The Australian Financial Services Council has released a landmark white paper addressing the future of financial advice in which it calls for changes designed to significantly reduce the cost of delivering advice.
The council’s White Paper on Financial Advice, described as a blueprint for a simplified regulatory framework, highlights the important milestone the financial advice industry has reached in becoming a profession.
In making this statement FSC CEO Sally Loane says it’s time the Australian Government “…modernised the current complex and costly regulatory framework to recognise and respect the professional judgement of advisers”.
Loane adds that current regulations prescribe compliance obligations at every step of the advice process. “They are an unprecedented driver of cost for financial advisers and consumers, and are past their use-by date.”
The paper also outlines how the blueprint could reduce the cost of providing financial advice by almost $2,000, or up to 37%.
The five key white paper recommendations are to:
- Abolish the Safe Harbour steps for complying with the Best Interests Duty*
- Abolish complex Statements of Advice for a simpler, consumer-focused ‘Letter of Advice’
- Break the nexus between financial product and advice and remove complex labels for different categories of advice
- Raise the threshold under which consumers are identified as ‘retail clients’ to those with assets of less than $5 million (up from $2.5 million) and index the threshold to CPI (currently not indexed)
- Move to sustainable self-regulation by 2030 in which prior learning and pathways, and individual registration are supported by the AFSL regime
The FSC says its proposals would also increase protection for up to 275,300 consumers who could be reclassified as retail clients and therefore brought into the consumer protection framework for financial advice – a change it says has long been sought by consumer advocates.
The impact of the recommendations
The council commissioned KPMG to undertake analysis of three of its key recommendations – abolishing the safe harbour steps, introducing Letters of Advice and simplifying the categories of advice.
It says KPMG’s modelling shows that not only will the cost of providing advice be reduced, but advisers will also have more time to spend with new and existing clients.
The recommendations will reduce the cost of providing financial advice per client from $5,334 to $3,466
KPMG’s analysis shows the FSC’s key recommendations:
- Will reduce the cost of providing financial advice per client from $5,334 to $3,466

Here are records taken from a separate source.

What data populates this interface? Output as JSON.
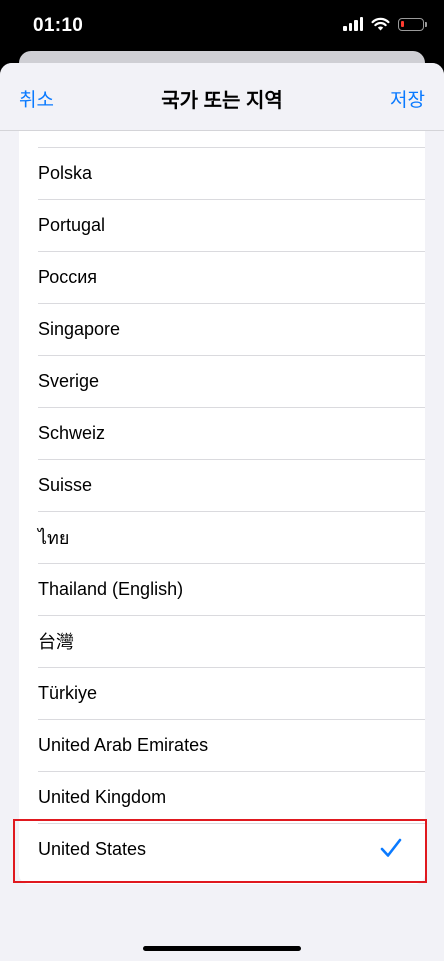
{
  "status_bar": {
    "time": "01:10",
    "signal_icon": "cellular-signal-icon",
    "wifi_icon": "wifi-icon",
    "battery_icon": "battery-low-icon",
    "battery_level": 0.15,
    "battery_color": "#ff3b30"
  },
  "nav": {
    "cancel_label": "취소",
    "title": "국가 또는 지역",
    "save_label": "저장",
    "accent_color": "#0a7aff"
  },
  "list": {
    "items": [
      {
        "label": "Polska",
        "selected": false
      },
      {
        "label": "Portugal",
        "selected": false
      },
      {
        "label": "Россия",
        "selected": false
      },
      {
        "label": "Singapore",
        "selected": false
      },
      {
        "label": "Sverige",
        "selected": false
      },
      {
        "label": "Schweiz",
        "selected": false
      },
      {
        "label": "Suisse",
        "selected": false
      },
      {
        "label": "ไทย",
        "selected": false
      },
      {
        "label": "Thailand (English)",
        "selected": false
      },
      {
        "label": "台灣",
        "selected": false
      },
      {
        "label": "Türkiye",
        "selected": false
      },
      {
        "label": "United Arab Emirates",
        "selected": false
      },
      {
        "label": "United Kingdom",
        "selected": false
      },
      {
        "label": "United States",
        "selected": true
      }
    ],
    "selected_icon": "checkmark-icon",
    "highlight_color": "#e0191f"
  }
}
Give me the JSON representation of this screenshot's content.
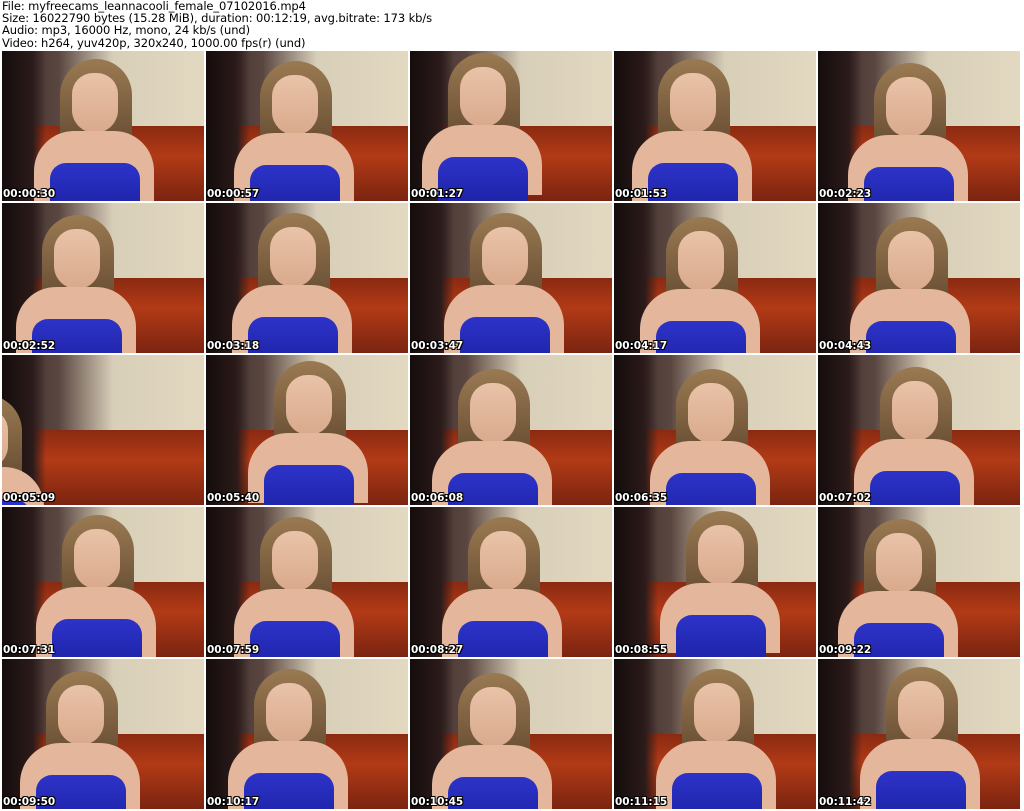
{
  "header": {
    "file_line": "File: myfreecams_leannacooli_female_07102016.mp4",
    "size_line": "Size: 16022790 bytes (15.28 MiB), duration: 00:12:19, avg.bitrate: 173 kb/s",
    "audio_line": "Audio: mp3, 16000 Hz, mono, 24 kb/s (und)",
    "video_line": "Video: h264, yuv420p, 320x240, 1000.00 fps(r) (und)"
  },
  "thumbnails": [
    {
      "timestamp": "00:00:30"
    },
    {
      "timestamp": "00:00:57"
    },
    {
      "timestamp": "00:01:27"
    },
    {
      "timestamp": "00:01:53"
    },
    {
      "timestamp": "00:02:23"
    },
    {
      "timestamp": "00:02:52"
    },
    {
      "timestamp": "00:03:18"
    },
    {
      "timestamp": "00:03:47"
    },
    {
      "timestamp": "00:04:17"
    },
    {
      "timestamp": "00:04:43"
    },
    {
      "timestamp": "00:05:09"
    },
    {
      "timestamp": "00:05:40"
    },
    {
      "timestamp": "00:06:08"
    },
    {
      "timestamp": "00:06:35"
    },
    {
      "timestamp": "00:07:02"
    },
    {
      "timestamp": "00:07:31"
    },
    {
      "timestamp": "00:07:59"
    },
    {
      "timestamp": "00:08:27"
    },
    {
      "timestamp": "00:08:55"
    },
    {
      "timestamp": "00:09:22"
    },
    {
      "timestamp": "00:09:50"
    },
    {
      "timestamp": "00:10:17"
    },
    {
      "timestamp": "00:10:45"
    },
    {
      "timestamp": "00:11:15"
    },
    {
      "timestamp": "00:11:42"
    }
  ],
  "colors": {
    "background": "#ffffff",
    "timestamp_text": "#ffffff",
    "timestamp_outline": "#000000",
    "top_blue": "#2d33c8",
    "bed_red": "#b23a16"
  }
}
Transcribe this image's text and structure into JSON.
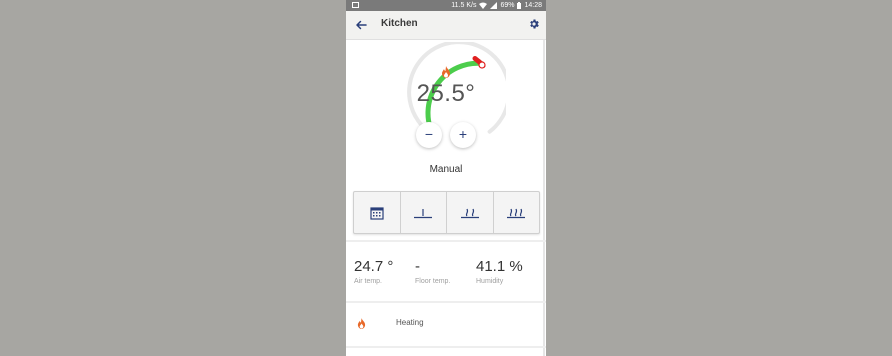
{
  "status_bar": {
    "network_speed": "11.5 K/s",
    "battery": "69%",
    "time": "14:28"
  },
  "header": {
    "title": "Kitchen"
  },
  "thermostat": {
    "setpoint": "25.5°",
    "setpoint_value": 25.5,
    "mode": "Manual",
    "decrease_label": "−",
    "increase_label": "+"
  },
  "stats": {
    "air_temp": {
      "value": "24.7 °",
      "label": "Air temp."
    },
    "floor_temp": {
      "value": "-",
      "label": "Floor temp."
    },
    "humidity": {
      "value": "41.1 %",
      "label": "Humidity"
    }
  },
  "status_row": {
    "label": "Heating"
  },
  "colors": {
    "background": "#a7a6a2",
    "accent_green": "#4ccd4c",
    "accent_red": "#e02020",
    "flame_orange": "#e8692a",
    "icon_blue": "#2a3f7a"
  },
  "icons": {
    "back": "arrow-left-icon",
    "settings": "gear-icon",
    "flame": "flame-icon",
    "schedule": "calendar-icon"
  }
}
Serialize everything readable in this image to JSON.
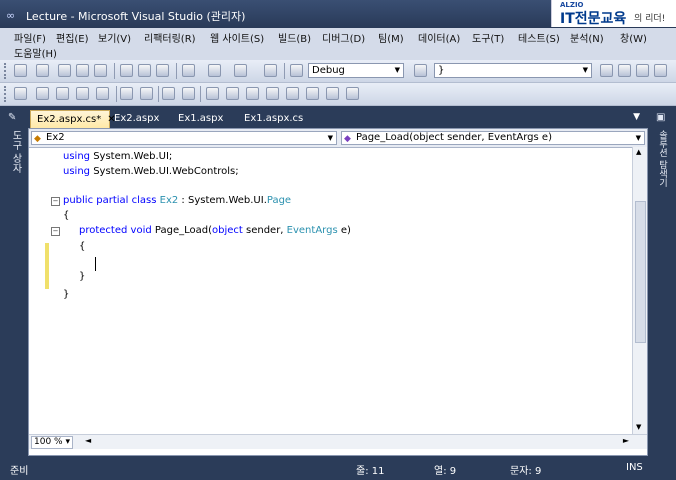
{
  "window": {
    "title": "Lecture - Microsoft Visual Studio (관리자)"
  },
  "brand": {
    "small": "ALZIO",
    "big": "IT전문교육",
    "tail": "의 리더!"
  },
  "menu": [
    "파일(F)",
    "편집(E)",
    "보기(V)",
    "리팩터링(R)",
    "웹 사이트(S)",
    "빌드(B)",
    "디버그(D)",
    "팀(M)",
    "데이터(A)",
    "도구(T)",
    "테스트(S)",
    "분석(N)",
    "창(W)",
    "도움말(H)"
  ],
  "toolbar": {
    "config": "Debug",
    "search": "}"
  },
  "tabs": [
    {
      "label": "Ex2.aspx.cs*",
      "active": true
    },
    {
      "label": "Ex2.aspx"
    },
    {
      "label": "Ex1.aspx"
    },
    {
      "label": "Ex1.aspx.cs"
    }
  ],
  "left_panel": {
    "label": "도구 상자"
  },
  "right_panel": {
    "label": "솔루션 탐색기"
  },
  "nav": {
    "class_combo": "Ex2",
    "member_combo": "Page_Load(object sender, EventArgs e)"
  },
  "code": [
    {
      "kw": "using",
      "rest": " System.Web.UI;"
    },
    {
      "kw": "using",
      "rest": " System.Web.UI.WebControls;"
    },
    {
      "kw": "public partial class",
      "type": " Ex2",
      "rest": " : System.Web.UI.",
      "type2": "Page"
    },
    {
      "text": "{"
    },
    {
      "kw": "protected void",
      "rest": " Page_Load(",
      "kw2": "object",
      "rest2": " sender, ",
      "type": "EventArgs",
      "rest3": " e)"
    },
    {
      "text": "{"
    },
    {
      "text": "}"
    },
    {
      "text": "}"
    }
  ],
  "zoom": "100 %",
  "status": {
    "ready": "준비",
    "line": "줄: 11",
    "col": "열: 9",
    "char": "문자: 9",
    "mode": "INS"
  }
}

- Would save financial advisers up to 32 percent of time when providing advice to clients
- Allow advisers to provide advice to up to an additional 44 new clients each year
- Enable advisers to produce 2.2 Letters of Advice as opposed to 1.5 Statements of Advice per adviser per week
- Reduce the time required to complete the advice process from 23.9 hours to under 16.8 hours per client
Loane says the FSC’s recommended reforms, if implemented, could generate cost savings for the advice industry of $91 billion over 20 years.
She says the FSC has welcomed “the strong support and constructive feedback” it received from the advice industry, consumer advocates and its members after having opened this current debate with its Green Paper in April (see: FSC Seeks Adviser Input on New Paper on Financial Advice.)
“We now want to see the past few years of significant reform and professionalisation of the sector rewarded with a regulatory framework that trusts advisers’ professional judgment,” says Loane.
*The Safe Harbour recommendation
The white paper says the removal of the safe harbour steps should be the first priority of the Government “to enable a principles-based advice model under the existing regulatory framework”.
It states that compliance with these steps, introduced as a requirement for meeting the Best Interests Duty in 2013, is a key driver of cost and prohibitive to enabling limited advice to be provided to consumers.
“The steps impose specific obligations on the provision of personal advice that must be followed to meet the best interests of the consumer.
…low risk financial advice on simple issues is commercially unviable for many advice businesses
“This means that low risk financial advice on simple issues is commercially unviable for many advice businesses because for such advice to be compliant, it would require the advice to have factored in any other circumstances under Section 961B(2)(g) of the Corporations Act 2001.”
The paper recommends abolishing the safe harbour steps in 2023, immediately following the completion of the Government’s Quality of Financial Advice Review.
In making this recommendation, the paper notes that in practice, the safe harbour steps have resulted in a system where meeting the Best Interests requirement has become a ‘tick-box exercise’.
“Regulators have also deemed advice to not to have complied with the Best Interests Duty if the safe harbour steps are not followed,” it says.
The paper states that the FASEA Code of Ethics should support compliance with the Best Interests Duty but not be the sole overriding measure by which the Best Interests Duty is met.
“ The Best Interests Duty alone should be the overriding legal duty on providers of financial advice. The process for meeting that duty should not be prescribed but based on the principles established in the Code.”
Click here to download the FSC’s White Paper on Financial Advice.
Timeline for the Reform of the Financial Advice Sector